‘Reconstructive microsurgery could be important in the treatment of infertility’
One topic discussed in relation to the treatment of human infertility is the efficacy of tubal microsurgery for the treatment of Fallopian tube obstruction and its efficacy compared to in vitro fertilisation.
Up until 1980, microsurgery was the only option for treatment of these patients. Later, with the advent of in-vitro fertilisation, for various reasons — not least of which were economic ones — tubal microsurgery became a secondary option. However, the question of its efficacy has now been raised again, especially in view of the fact that the efficacy of IVF appears to have reached its peak; in the United States, for example, the possibility of achieving a pregnancy ranges between 28% and 30% after the first ovarian stimulation cycle.

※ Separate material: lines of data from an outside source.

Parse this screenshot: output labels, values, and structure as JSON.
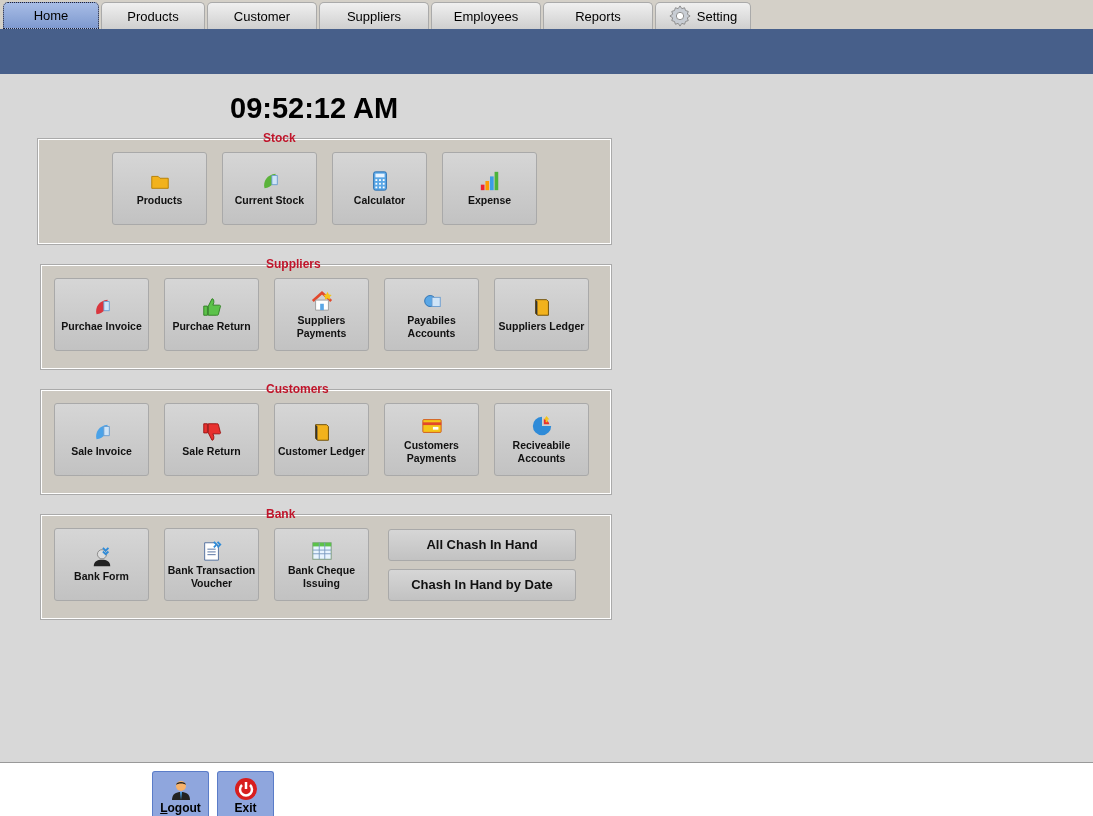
{
  "tabs": [
    {
      "label": "Home",
      "selected": true
    },
    {
      "label": "Products",
      "selected": false
    },
    {
      "label": "Customer",
      "selected": false
    },
    {
      "label": "Suppliers",
      "selected": false
    },
    {
      "label": "Employees",
      "selected": false
    },
    {
      "label": "Reports",
      "selected": false
    },
    {
      "label": "Setting",
      "selected": false
    }
  ],
  "clock": "09:52:12 AM",
  "sections": [
    {
      "title": "Stock",
      "buttons": [
        {
          "kind": "icon",
          "label": "Products"
        },
        {
          "kind": "icon",
          "label": "Current Stock"
        },
        {
          "kind": "icon",
          "label": "Calculator"
        },
        {
          "kind": "icon",
          "label": "Expense"
        }
      ]
    },
    {
      "title": "Suppliers",
      "buttons": [
        {
          "kind": "icon",
          "label": "Purchae Invoice"
        },
        {
          "kind": "icon",
          "label": "Purchae Return"
        },
        {
          "kind": "icon",
          "label": "Suppliers Payments"
        },
        {
          "kind": "icon",
          "label": "Payabiles Accounts"
        },
        {
          "kind": "icon",
          "label": "Suppliers Ledger"
        }
      ]
    },
    {
      "title": "Customers",
      "buttons": [
        {
          "kind": "icon",
          "label": "Sale Invoice"
        },
        {
          "kind": "icon",
          "label": "Sale Return"
        },
        {
          "kind": "icon",
          "label": "Customer Ledger"
        },
        {
          "kind": "icon",
          "label": "Customers Payments"
        },
        {
          "kind": "icon",
          "label": "Reciveabile Accounts"
        }
      ]
    },
    {
      "title": "Bank",
      "buttons": [
        {
          "kind": "icon",
          "label": "Bank Form"
        },
        {
          "kind": "icon",
          "label": "Bank Transaction Voucher"
        },
        {
          "kind": "icon",
          "label": "Bank Cheque Issuing"
        },
        {
          "kind": "wide",
          "labels": [
            "All Chash In Hand",
            "Chash In Hand by Date"
          ]
        }
      ]
    }
  ],
  "footer": [
    {
      "label": "Logout"
    },
    {
      "label": "Exit"
    }
  ]
}
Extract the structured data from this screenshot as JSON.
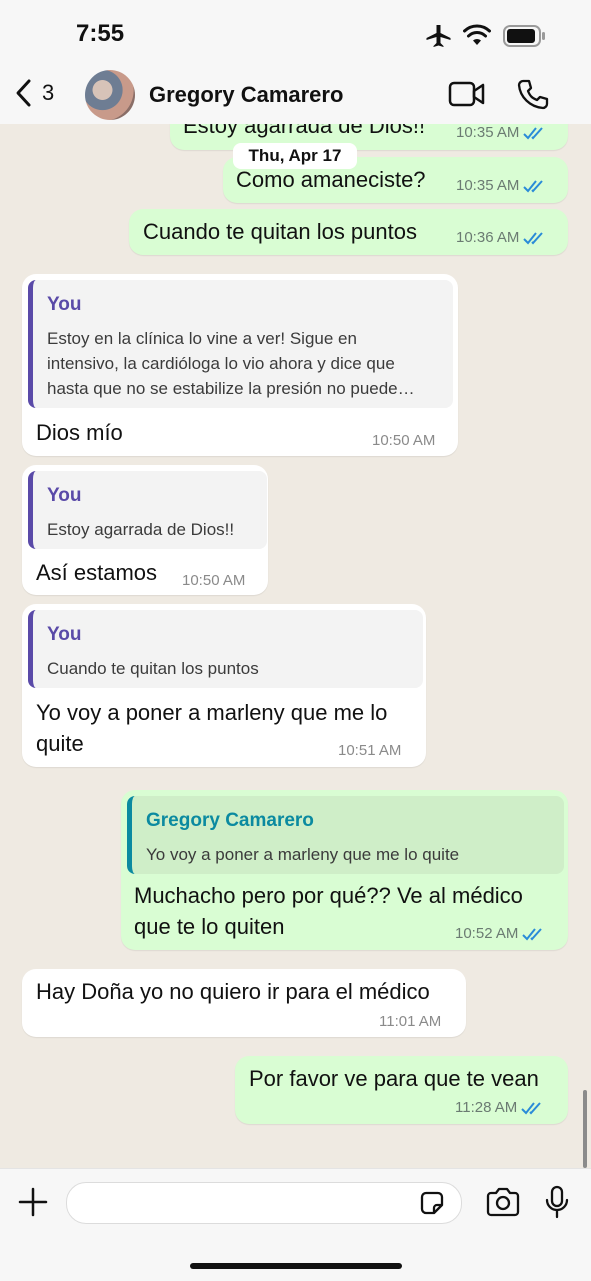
{
  "status": {
    "time": "7:55"
  },
  "header": {
    "back_count": "3",
    "contact_name": "Gregory Camarero"
  },
  "date_chip": "Thu, Apr 17",
  "messages": [
    {
      "text": "Estoy agarrada de Dios!!",
      "time": "10:35 AM"
    },
    {
      "text": "Como amaneciste?",
      "time": "10:35 AM"
    },
    {
      "text": "Cuando te quitan los puntos",
      "time": "10:36 AM"
    },
    {
      "quote_name": "You",
      "quote_lines": [
        "Estoy en la clínica lo vine a ver! Sigue en",
        "intensivo, la cardióloga lo vio ahora y dice que",
        "hasta que no se estabilize la presión no puede…"
      ],
      "text": "Dios mío",
      "time": "10:50 AM"
    },
    {
      "quote_name": "You",
      "quote_lines": [
        "Estoy agarrada de Dios!!"
      ],
      "text": "Así estamos",
      "time": "10:50 AM"
    },
    {
      "quote_name": "You",
      "quote_lines": [
        "Cuando te quitan los puntos"
      ],
      "text_lines": [
        "Yo voy a poner a marleny que me lo",
        "quite"
      ],
      "time": "10:51 AM"
    },
    {
      "quote_name": "Gregory Camarero",
      "quote_lines": [
        "Yo voy a poner a marleny que me lo quite"
      ],
      "text_lines": [
        "Muchacho pero por qué?? Ve al médico",
        "que te lo quiten"
      ],
      "time": "10:52 AM"
    },
    {
      "text": "Hay Doña yo no quiero ir para el médico",
      "time": "11:01 AM"
    },
    {
      "text": "Por favor ve para que te vean",
      "time": "11:28 AM"
    }
  ],
  "colors": {
    "outgoing": "#d9fdd3",
    "incoming": "#ffffff",
    "read_ticks": "#2a8bd8",
    "quote_you": "#5a4aa8",
    "quote_contact": "#0b8aa0"
  }
}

After evaluating the different types of tubal problems that can be treated with microsurgery and the different techniques used, the American Society for Reproductive Medicine (read HERE) concluded that reconstructive microsurgery could be important in the treatment of infertility. To this we would like to add the ethical aspect that the use of this microsurgery entails, since it does not present any ethical difficulties, unlike in vitro fertilisation.